While this engaging ethnography is accessible to undergraduates, graduate students, and academics, I noticed a troubling issue concerning the politics of citation. With the emergence of the #CiteBlackWomen project, founded by Christen Smith in 2017, and the prevalence of conversations in the academy about the politics of citation, I was surprised to see Pinho write the following:
[R]eproducing the same old portrayals of Bahia as a mystic land of happiness, grounded on the harmonious mixture of races and cultures, the state government, even while led by a center-left political party, continues to feed the notion that Bahia is more a joyful state of the soul than a geographic state that is brutally marked with class asymmetries and racial inequalities. Furthermore, the same state that has, on the one hand … symbolically promoted black emancipation, has used the other hand to maintain its ruthless policing and oppression of the black poor. (199)
Of course, Pinho is absolutely correct in stating this. However, it must be noted that this was the major intervention and central premise of Christen Smith’s ethnography, Afro-Paradise: Blackness, Violence, and Performance in Brazil (2016). For instance, Smith states the following:
There is a paradoxical relationship between Bahia’s identity as an exotic, black, jovial play land where anyone, especially tourists, can enjoy black culture and black people and the state’s use of terror against the very black bodies that ostensibly produce this exotic space — afro-paradise. This gendered, sexualized and racialized imaginary has made the region a sizzling tourist industry on the one hand, and fueled the violent repression of black bodies on the other. (3)
I was dismayed to notice that Smith’s work was not cited anywhere in Pinho’s book, nor was it in the index or bibliography. Furthermore, in the Epilogue, Pinho notes a new trend in recent years of activist diaspora travel to Brazil. She concludes the book by positing the following:
Perhaps the younger generation of African Americans and Afro-Brazilians that have been mobilizing across national boundaries to fight the globalization of police brutality will gradually pave the way for a new trend of diaspora tourism, where searching for roots may be less vital than asserting, even now, the humanity of black lives. (206)

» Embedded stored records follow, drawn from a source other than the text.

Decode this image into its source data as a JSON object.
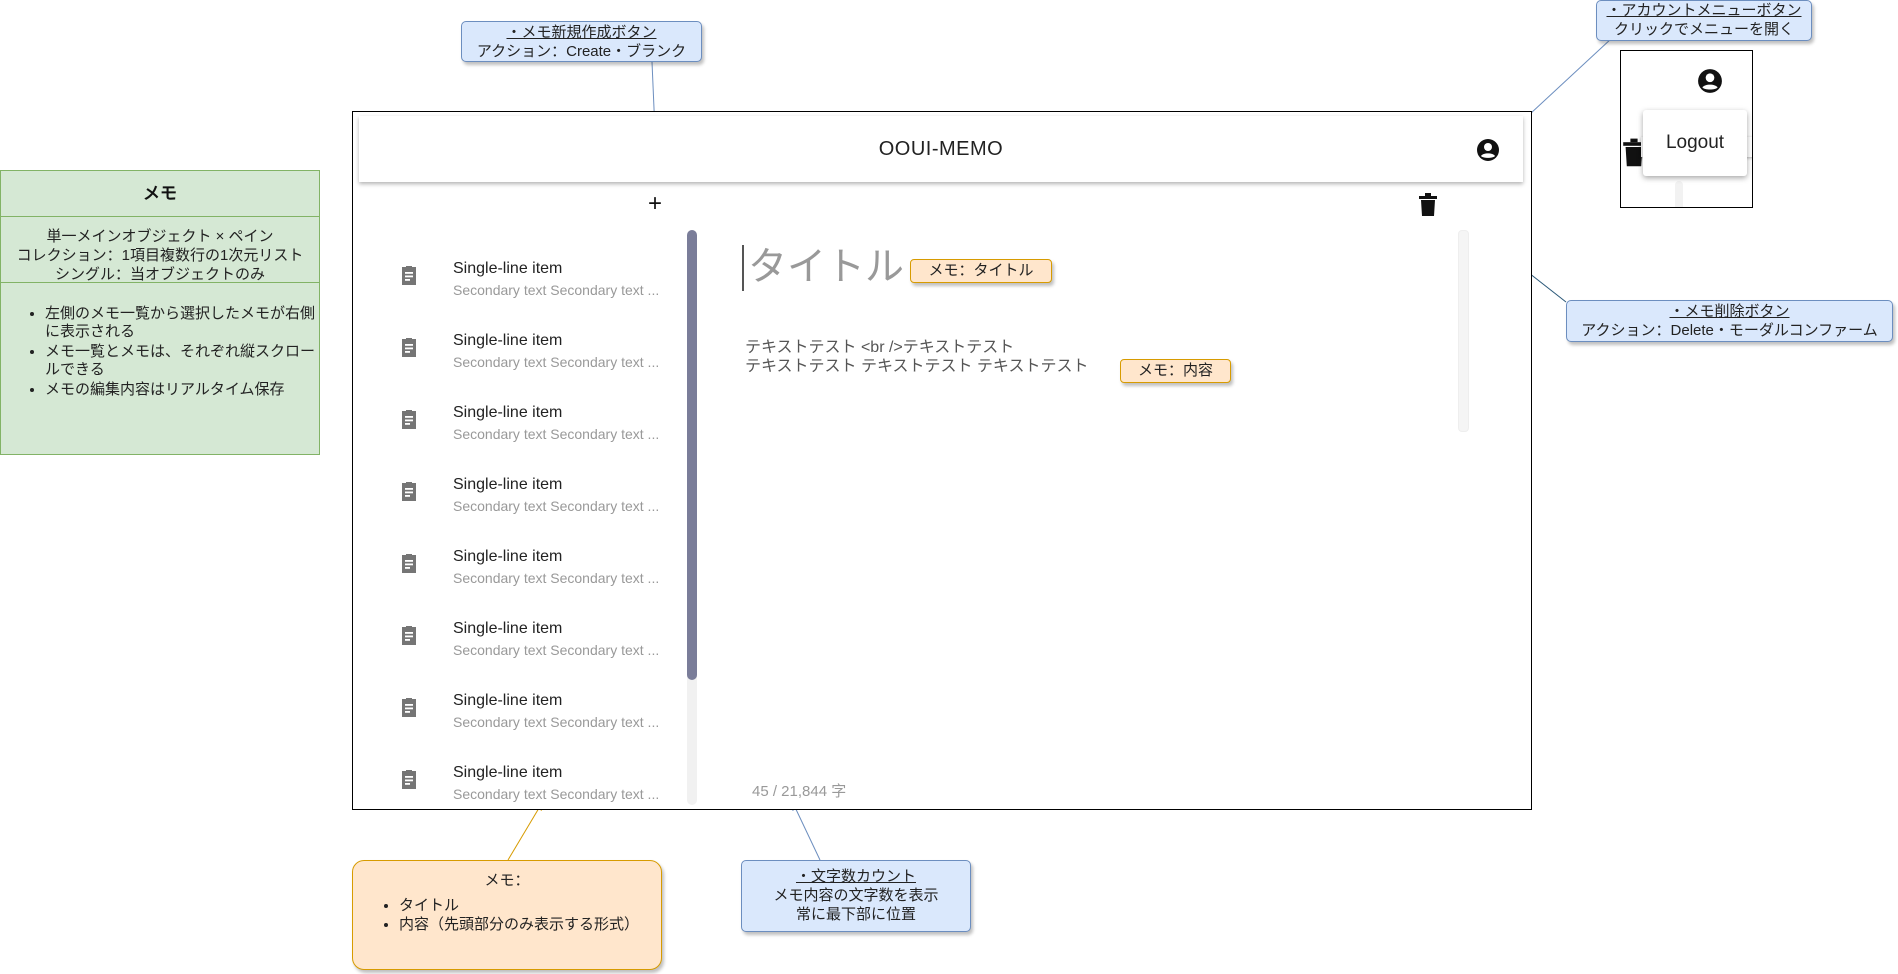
{
  "spec": {
    "title": "メモ",
    "lines": [
      "単一メインオブジェクト × ペイン",
      "コレクション：1項目複数行の1次元リスト",
      "シングル：当オブジェクトのみ"
    ],
    "bullets": [
      "左側のメモ一覧から選択したメモが右側に表示される",
      "メモ一覧とメモは、それぞれ縦スクロールできる",
      "メモの編集内容はリアルタイム保存"
    ]
  },
  "callouts": {
    "new_memo": {
      "title": "・メモ新規作成ボタン",
      "desc": "アクション：Create・ブランク"
    },
    "account_menu": {
      "title": "・アカウントメニューボタン",
      "desc": "クリックでメニューを開く"
    },
    "delete_memo": {
      "title": "・メモ削除ボタン",
      "desc": "アクション：Delete・モーダルコンファーム"
    },
    "char_count": {
      "title": "・文字数カウント",
      "desc1": "メモ内容の文字数を表示",
      "desc2": "常に最下部に位置"
    },
    "memo_item": {
      "title": "メモ：",
      "bullets": [
        "タイトル",
        "内容（先頭部分のみ表示する形式）"
      ]
    }
  },
  "tags": {
    "title_tag": "メモ：タイトル",
    "content_tag": "メモ：内容"
  },
  "app": {
    "title": "OOUI-MEMO",
    "add_label": "+",
    "list": [
      {
        "primary": "Single-line item",
        "secondary": "Secondary text Secondary text ..."
      },
      {
        "primary": "Single-line item",
        "secondary": "Secondary text Secondary text ..."
      },
      {
        "primary": "Single-line item",
        "secondary": "Secondary text Secondary text ..."
      },
      {
        "primary": "Single-line item",
        "secondary": "Secondary text Secondary text ..."
      },
      {
        "primary": "Single-line item",
        "secondary": "Secondary text Secondary text ..."
      },
      {
        "primary": "Single-line item",
        "secondary": "Secondary text Secondary text ..."
      },
      {
        "primary": "Single-line item",
        "secondary": "Secondary text Secondary text ..."
      },
      {
        "primary": "Single-line item",
        "secondary": "Secondary text Secondary text ..."
      }
    ],
    "memo": {
      "title_placeholder": "タイトル",
      "body_line1": "テキストテスト <br />テキストテスト",
      "body_line2": "テキストテスト テキストテスト テキストテスト"
    },
    "char_count": "45 / 21,844 字",
    "icons": {
      "list_item": "clipboard-icon",
      "delete": "trash-icon",
      "account": "account-circle-icon",
      "add": "plus-icon"
    }
  },
  "account_popup": {
    "menu_item": "Logout"
  },
  "colors": {
    "blue_callout": "#dae8fc",
    "orange_callout": "#ffe6cc",
    "green_spec": "#d5e8d4",
    "scroll_thumb": "#7a7d99"
  }
}
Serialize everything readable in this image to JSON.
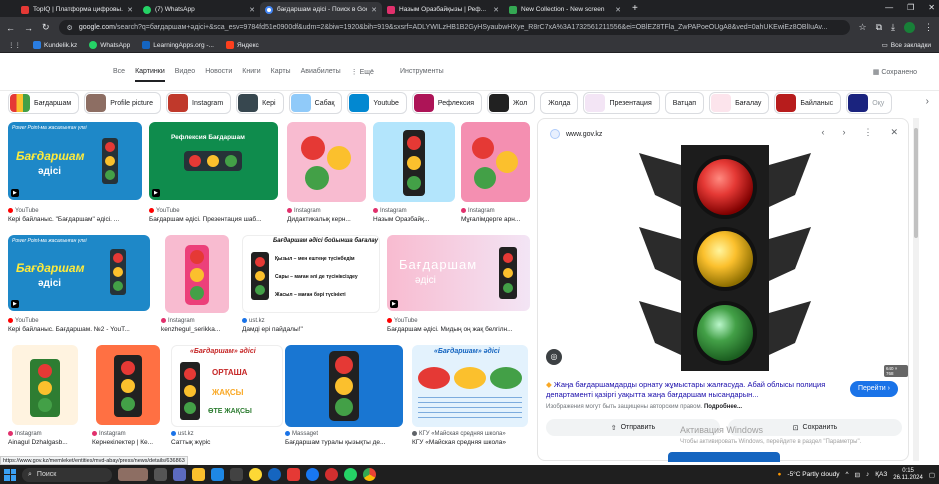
{
  "browser": {
    "tabs": [
      {
        "title": "TopIQ | Платформа цифровы...",
        "color": "#e53935",
        "active": false
      },
      {
        "title": "(7) WhatsApp",
        "color": "#25d366",
        "active": false
      },
      {
        "title": "бағдаршам әдісі - Поиск в Goo...",
        "color": "#4285f4",
        "active": true
      },
      {
        "title": "Назым Оразбайқызы | Реф...",
        "color": "#e1306c",
        "active": false
      },
      {
        "title": "New Collection - New screen",
        "color": "#34a853",
        "active": false
      }
    ],
    "new_tab": "+",
    "url_host": "google.com",
    "url_rest": "/search?q=бағдаршам+әдісі+&sca_esv=9784fd51e0900df&udm=2&biw=1920&bih=919&sxsrf=ADLYWILzHB1B2GyHSyaubwHXye_R8rC7xA%3A1732561211556&ei=OBlEZ8TFla_ZwPAPoeOUgA8&ved=0ahUKEwiEz8OBlIuAv...",
    "bookmarks": [
      {
        "label": "Kundelik.kz",
        "color": "#2a7de1"
      },
      {
        "label": "WhatsApp",
        "color": "#25d366"
      },
      {
        "label": "LearningApps.org -...",
        "color": "#1565c0"
      },
      {
        "label": "Яндекс",
        "color": "#fc3f1d"
      }
    ],
    "all_bookmarks": "Все закладки"
  },
  "google": {
    "nav_tabs": [
      "Все",
      "Картинки",
      "Видео",
      "Новости",
      "Книги",
      "Карты",
      "Авиабилеты",
      "⋮ Ещё",
      "Инструменты"
    ],
    "active_tab": "Картинки",
    "saved": "Сохранено",
    "chips": [
      "Бағдаршам",
      "Profile picture",
      "Instagram",
      "Кері",
      "Сабақ",
      "Youtube",
      "Рефлексия",
      "Жол",
      "Жолда",
      "Презентация",
      "Ватцап",
      "Бағалау",
      "Байланыс",
      "Оқу"
    ]
  },
  "results": [
    {
      "src": "YouTube",
      "src_color": "#ff0000",
      "caption": "Кері байланыс. \"Бағдаршам\" әдісі. ..."
    },
    {
      "src": "YouTube",
      "src_color": "#ff0000",
      "caption": "Бағдаршам әдісі. Презентация шаб..."
    },
    {
      "src": "Instagram",
      "src_color": "#e1306c",
      "caption": "Дидактикалық керн..."
    },
    {
      "src": "Instagram",
      "src_color": "#e1306c",
      "caption": "Назым Оразбайқ..."
    },
    {
      "src": "Instagram",
      "src_color": "#e1306c",
      "caption": "Мұғалімдерге арн..."
    },
    {
      "src": "YouTube",
      "src_color": "#ff0000",
      "caption": "Кері байланыс. Бағдаршам. №2 - YouT..."
    },
    {
      "src": "Instagram",
      "src_color": "#e1306c",
      "caption": "kenzhegul_serikka..."
    },
    {
      "src": "ust.kz",
      "src_color": "#1a73e8",
      "caption": "Дамді ері пайдалы!\""
    },
    {
      "src": "YouTube",
      "src_color": "#ff0000",
      "caption": "Бағдаршам әдісі. Мидың оң жақ белгілн..."
    },
    {
      "src": "Instagram",
      "src_color": "#e1306c",
      "caption": "Ainagul Dzhalgasb..."
    },
    {
      "src": "Instagram",
      "src_color": "#e1306c",
      "caption": "Кернекілектер | Ке..."
    },
    {
      "src": "ust.kz",
      "src_color": "#1a73e8",
      "caption": "Саттық жүріс"
    },
    {
      "src": "Massaget",
      "src_color": "#1a73e8",
      "caption": "Бағдаршам туралы қызықты де..."
    },
    {
      "src": "КГУ «Майская средняя школа»",
      "src_color": "#5f6368",
      "caption": "КГУ «Майская средняя школа»"
    }
  ],
  "image_text": {
    "ppt": "Power Point-ма жасалынған үлгі",
    "bagdarsham": "Бағдаршам",
    "adisi": "әдісі",
    "refleksiya": "Рефлексия Бағдаршам",
    "method_title": "Бағдаршам әдісі бойынша бағалау",
    "red_line": "Қызыл – мен ештеңе түсінбедім",
    "yellow_line": "Сары – маған әлі де түсініксіздеу",
    "green_line": "Жасыл – маған бәрі түсінікті",
    "quoted": "«Бағдаршам» әдісі",
    "ortasha": "ОРТАША",
    "zhaksy": "ЖАҚСЫ",
    "ote": "ӨТЕ ЖАҚСЫ"
  },
  "panel": {
    "site": "www.gov.kz",
    "title": "Жаңа бағдаршамдарды орнату жұмыстары жалғасуда. Абай облысы полиция департаменті қазіргі уақытта жаңа бағдаршам нысандарын...",
    "note": "Изображения могут быть защищены авторским правом.",
    "more": "Подробнее...",
    "go": "Перейти",
    "share": "Отправить",
    "save": "Сохранить",
    "size": "640 × 768"
  },
  "activation": {
    "title": "Активация Windows",
    "sub": "Чтобы активировать Windows, перейдите в раздел \"Параметры\"."
  },
  "status_url": "https://www.gov.kz/memleket/entities/mvd-abay/press/news/details/636863",
  "taskbar": {
    "search": "Поиск",
    "weather": "-5°C Partly cloudy",
    "lang": "ҚАЗ",
    "time": "0:15",
    "date": "26.11.2024"
  }
}
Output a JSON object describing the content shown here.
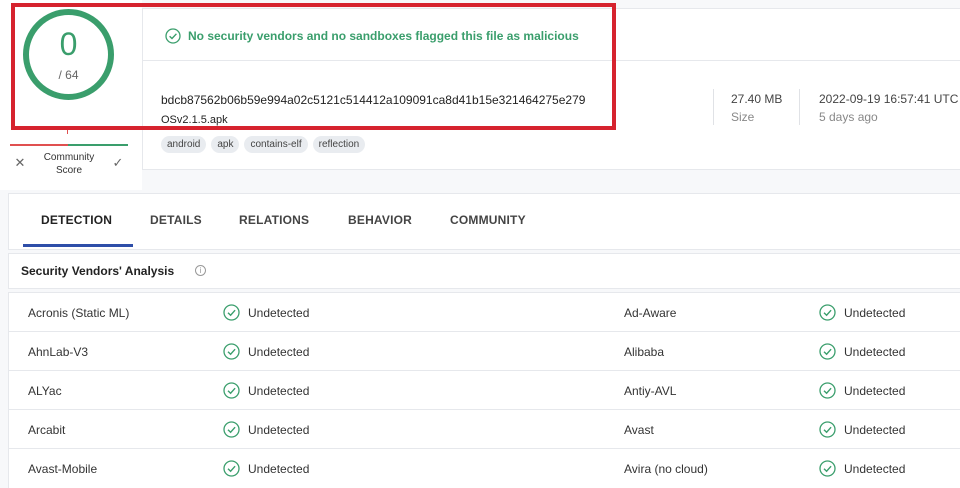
{
  "score": {
    "detections": "0",
    "total": "/ 64",
    "community_label_line1": "Community",
    "community_label_line2": "Score"
  },
  "header": {
    "status_message": "No security vendors and no sandboxes flagged this file as malicious",
    "hash": "bdcb87562b06b59e994a02c5121c514412a109091ca8d41b15e321464275e279",
    "file_name": "OSv2.1.5.apk",
    "tags": [
      "android",
      "apk",
      "contains-elf",
      "reflection"
    ],
    "size_value": "27.40 MB",
    "size_label": "Size",
    "date_value": "2022-09-19 16:57:41 UTC",
    "date_label": "5 days ago"
  },
  "tabs": [
    "DETECTION",
    "DETAILS",
    "RELATIONS",
    "BEHAVIOR",
    "COMMUNITY"
  ],
  "active_tab": "DETECTION",
  "section": {
    "title": "Security Vendors' Analysis"
  },
  "vendors": [
    {
      "left": {
        "name": "Acronis (Static ML)",
        "status": "Undetected"
      },
      "right": {
        "name": "Ad-Aware",
        "status": "Undetected"
      }
    },
    {
      "left": {
        "name": "AhnLab-V3",
        "status": "Undetected"
      },
      "right": {
        "name": "Alibaba",
        "status": "Undetected"
      }
    },
    {
      "left": {
        "name": "ALYac",
        "status": "Undetected"
      },
      "right": {
        "name": "Antiy-AVL",
        "status": "Undetected"
      }
    },
    {
      "left": {
        "name": "Arcabit",
        "status": "Undetected"
      },
      "right": {
        "name": "Avast",
        "status": "Undetected"
      }
    },
    {
      "left": {
        "name": "Avast-Mobile",
        "status": "Undetected"
      },
      "right": {
        "name": "Avira (no cloud)",
        "status": "Undetected"
      }
    }
  ],
  "colors": {
    "clean": "#3a9e6c",
    "highlight": "#d6232e",
    "tab_accent": "#2e4ea8"
  }
}
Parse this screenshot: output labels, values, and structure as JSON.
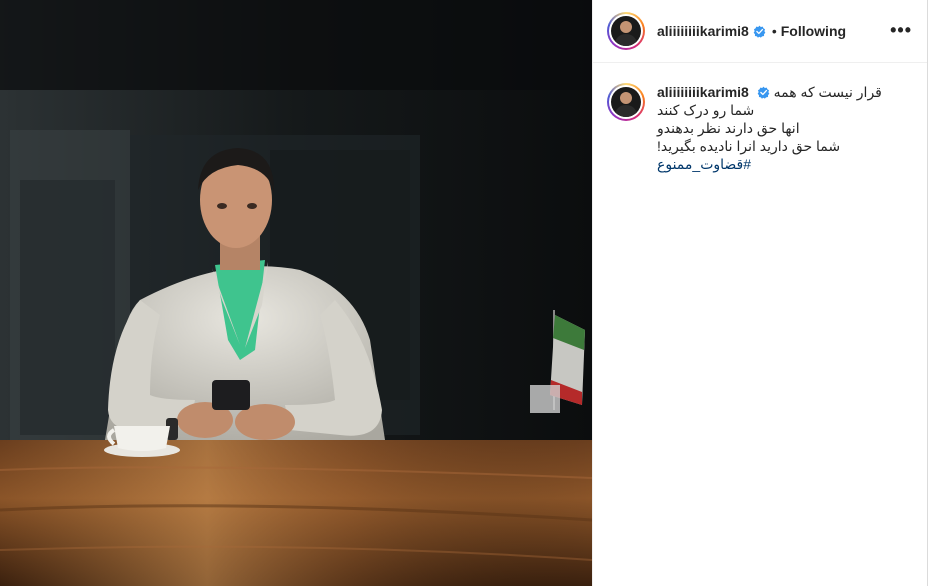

This notion follows Smith’s discussion of the React or Die!/React or Be Killed! Campaign to protest anti-Black genocide and their recent efforts in transnational organizing. Given its transnational framework and grounding in studies of the Black Atlantic, this book will appeal to Brazilianists, Latin Americanists, African American Studies, Anthropologists, and scholars of the African Diaspora.Copyright © AAIHS. May not be reprinted without permission.